The No. 1 retail trend for 2014 will be innovation powered by advanced analytics. Why? Because retailers with the ability to surface and validate new ideas from customer data will be able to test new ideas faster, launch them faster in stores, and roll out profitable programs faster.
Retail is in the midst of significant transformation. This transformation is about thinking differently. Old operations and systems do not apply. Out-of-the box thinking has:
- Created transformations at established companies, like Belk and Macy’s.
- Transformed the retail landscape with players like Amazon and Google.
- Created new companies like Gilt Groupe.
This rapid change has been spurred by the power shift to consumers and enabled by the speed of new computing platforms. According to a recent survey from KPMG, retail executives cited social media (71 percent) and mobile and online shopping (52 percent) as the most relevant technology trends for their industry.

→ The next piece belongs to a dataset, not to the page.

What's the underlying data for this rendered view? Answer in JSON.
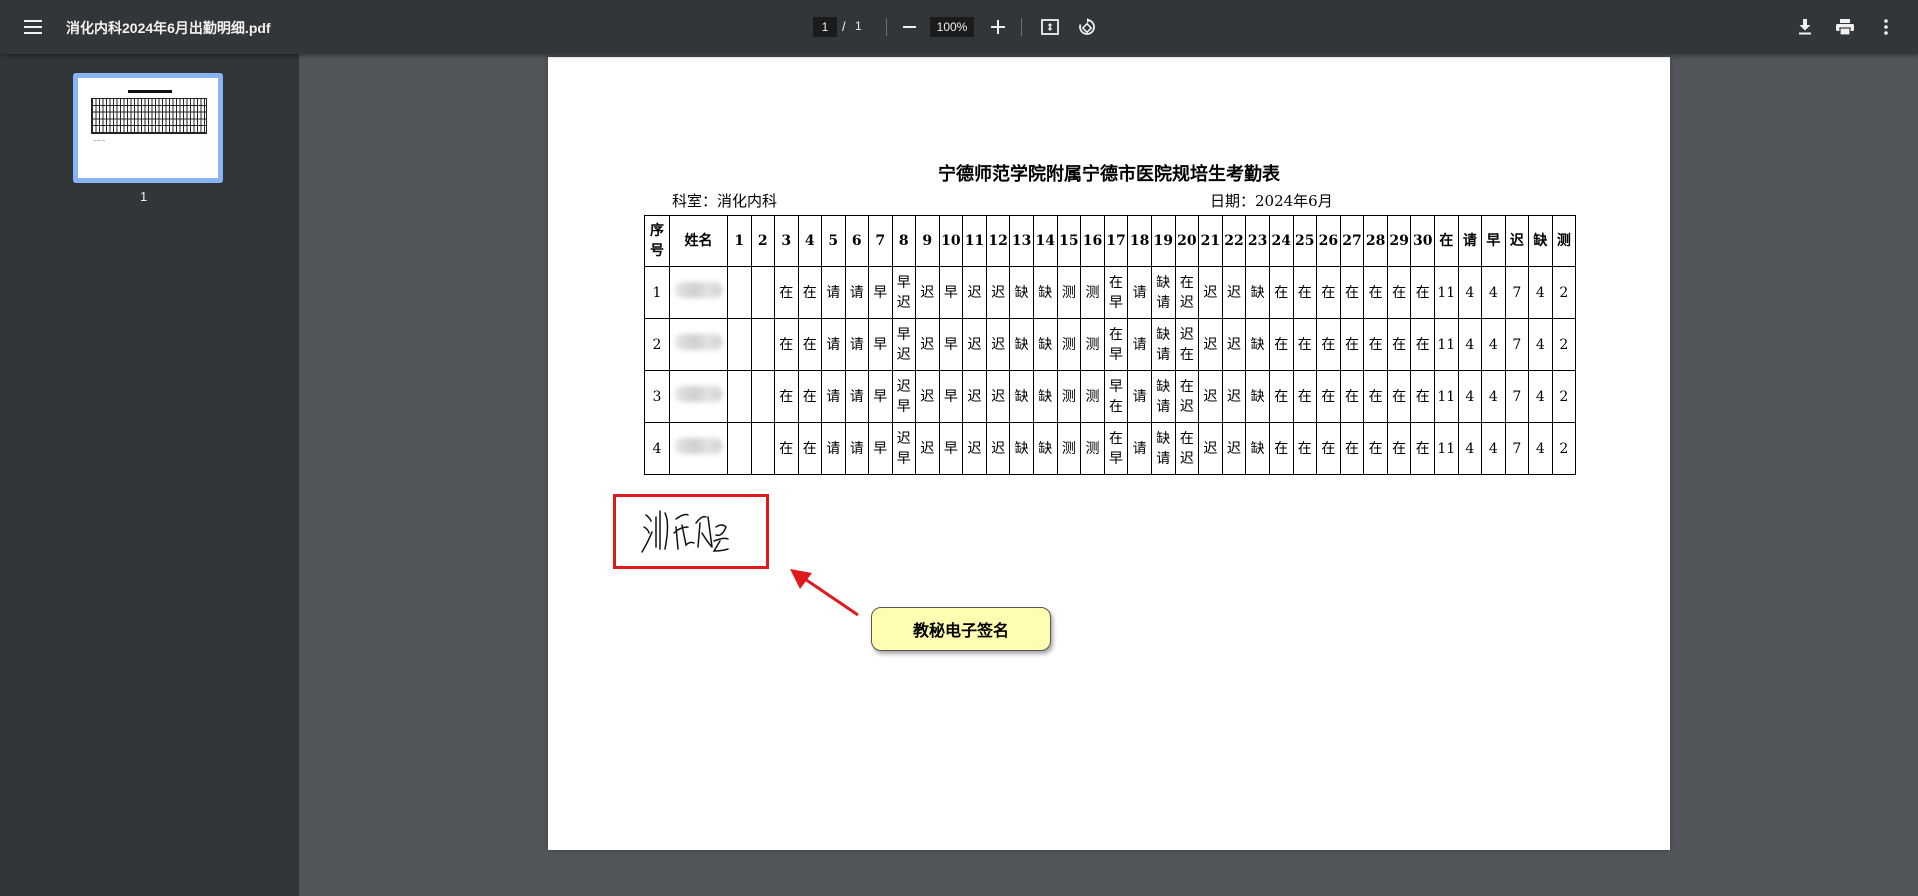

In the same study, executives say data analytics is being used for customer insight (72 percent), brand and product management (67 percent), and pricing decisions (56 percent).

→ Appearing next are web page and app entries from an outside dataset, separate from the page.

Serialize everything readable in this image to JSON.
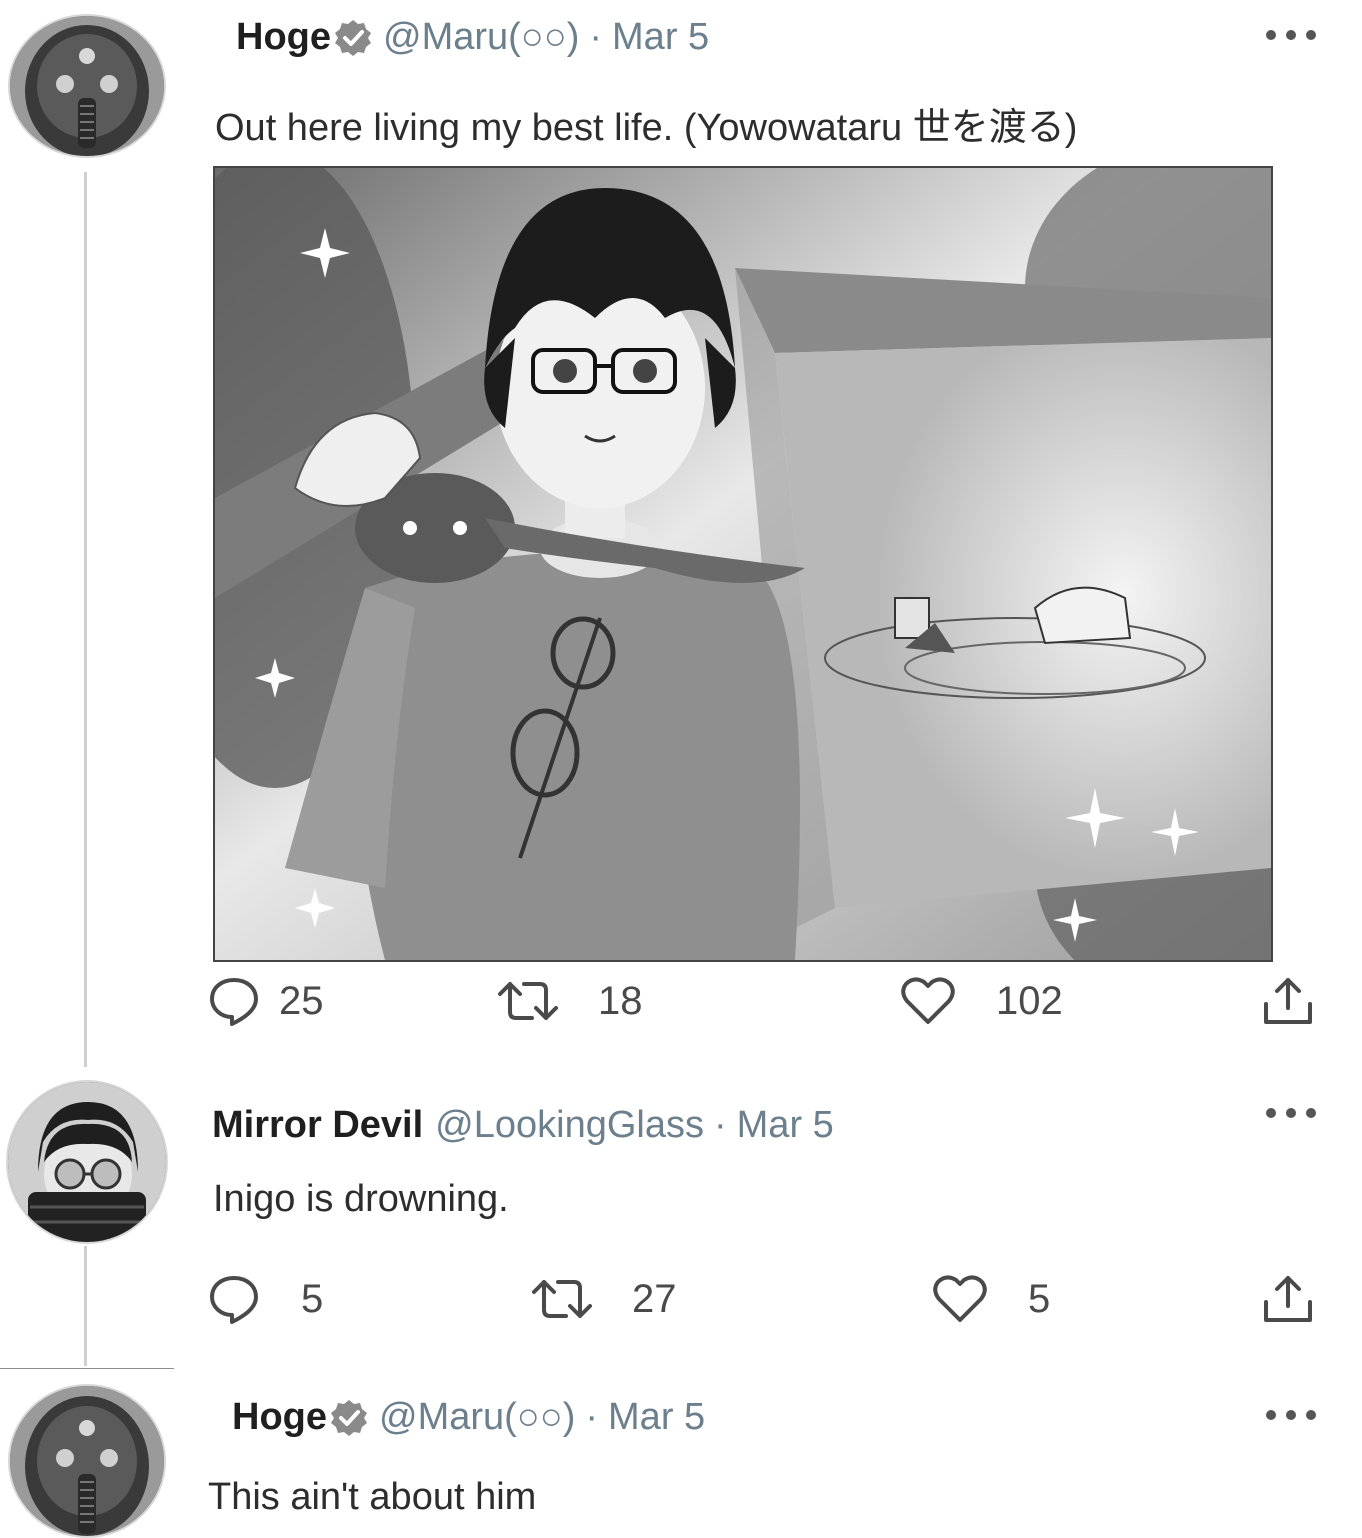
{
  "tweets": [
    {
      "name": "Hoge",
      "handle": "@Maru(○○)",
      "separator": "·",
      "date": "Mar 5",
      "text": "Out here living my best life. (Yowowataru 世を渡る)",
      "stats": {
        "replies": "25",
        "retweets": "18",
        "likes": "102"
      },
      "avatar": "mechanical-mask-avatar",
      "verified": true
    },
    {
      "name": "Mirror Devil",
      "handle": "@LookingGlass",
      "separator": "·",
      "date": "Mar 5",
      "text": "Inigo is drowning.",
      "stats": {
        "replies": "5",
        "retweets": "27",
        "likes": "5"
      },
      "avatar": "glasses-masked-person-avatar",
      "verified": false
    },
    {
      "name": "Hoge",
      "handle": "@Maru(○○)",
      "separator": "·",
      "date": "Mar 5",
      "text": "This ain't about him",
      "avatar": "mechanical-mask-avatar",
      "verified": true
    }
  ],
  "icons": {
    "reply": "speech-bubble-icon",
    "retweet": "retweet-arrows-icon",
    "like": "heart-icon",
    "share": "share-upload-icon",
    "more": "ellipsis-icon",
    "verified": "verified-badge-icon"
  },
  "colors": {
    "handle": "#6c7f8c",
    "thread_line": "#cfcfcf",
    "text": "#2d2d2d"
  }
}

Experiments are everywhere
Clearly, retailers (and consumer goods companies) are experimenting more with new ideas. One major department store is resetting a major store twice a day to cater to changing store demographics. Another is using technology to monitor our movements in the store. More retailers are testing mobile checkout and roving associates with tablets a la Apple.
New online environments create relevant community for populations of customers and provide information, advice, service shoppers cannot get elsewhere and allows purchases.

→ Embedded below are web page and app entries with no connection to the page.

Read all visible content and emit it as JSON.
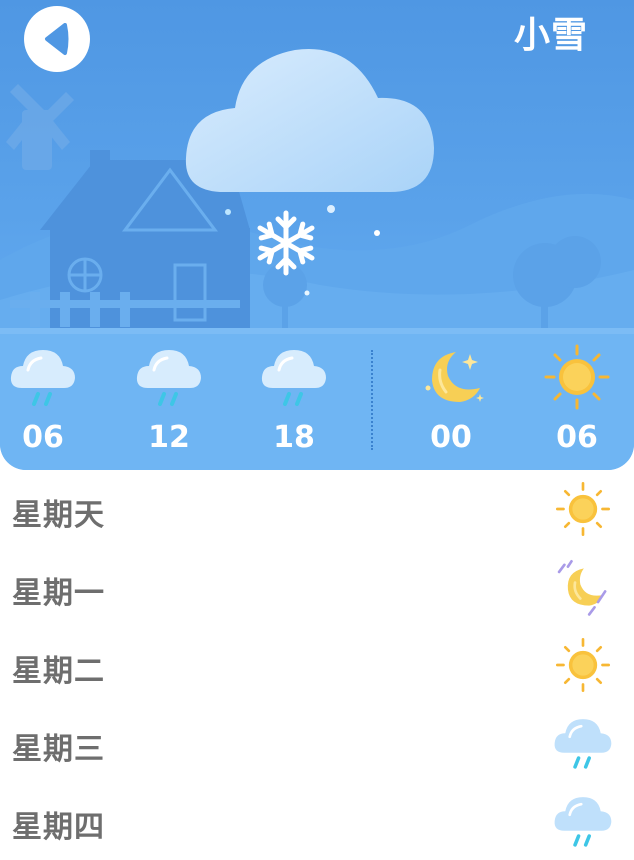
{
  "header": {
    "title": "小雪",
    "back_icon": "back-arrow-icon"
  },
  "current": {
    "condition_icon": "light-snow-icon"
  },
  "hourly": [
    {
      "time": "06",
      "icon": "rain-cloud-icon"
    },
    {
      "time": "12",
      "icon": "rain-cloud-icon"
    },
    {
      "time": "18",
      "icon": "rain-cloud-icon"
    },
    {
      "time": "00",
      "icon": "moon-icon"
    },
    {
      "time": "06",
      "icon": "sun-icon"
    }
  ],
  "daily": [
    {
      "day": "星期天",
      "icon": "sun-icon"
    },
    {
      "day": "星期一",
      "icon": "moon-rain-icon"
    },
    {
      "day": "星期二",
      "icon": "sun-icon"
    },
    {
      "day": "星期三",
      "icon": "rain-cloud-icon"
    },
    {
      "day": "星期四",
      "icon": "rain-cloud-icon"
    }
  ],
  "colors": {
    "sky": "#5aa2ea",
    "sun": "#f7b733",
    "rain": "#3ec6e6",
    "label": "#6e6e6e"
  }
}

In recent weeks, Amazon announced a partnership with the United States Postal Service to reclaim a full 1/7 of the year for their business - by announcing Sunday delivery. We can all enjoy next day shipping from multiple retailers and now we have same day delivery. Amazon is quietly sharing some warehouses with Procter & Gamble and other suppliers, so Amazon gains an advantage over retailers like Costco and Walmart in delivering consumer goods to us. Even a small slice of this gigantic business moving online is huge: $16 billion in 2012 at just 2 percent of consumer goods sales online.
Amazon is changing shoppers’ expectations by offering the “impossible.” SAS Retail executive advisor Lori Schafer notes "Consumers expect immediate gratification.”
Investment areas for the future
Retailers with an analytical foundation will be able to meet these demands and create new ideas faster, deliver goods more effectively. As these trends continue, look for innovation labs, analytical centers of excellence, and recruitment of more analytical talent in 2014.
* Title quote attribution: Ralph Waldo Emerson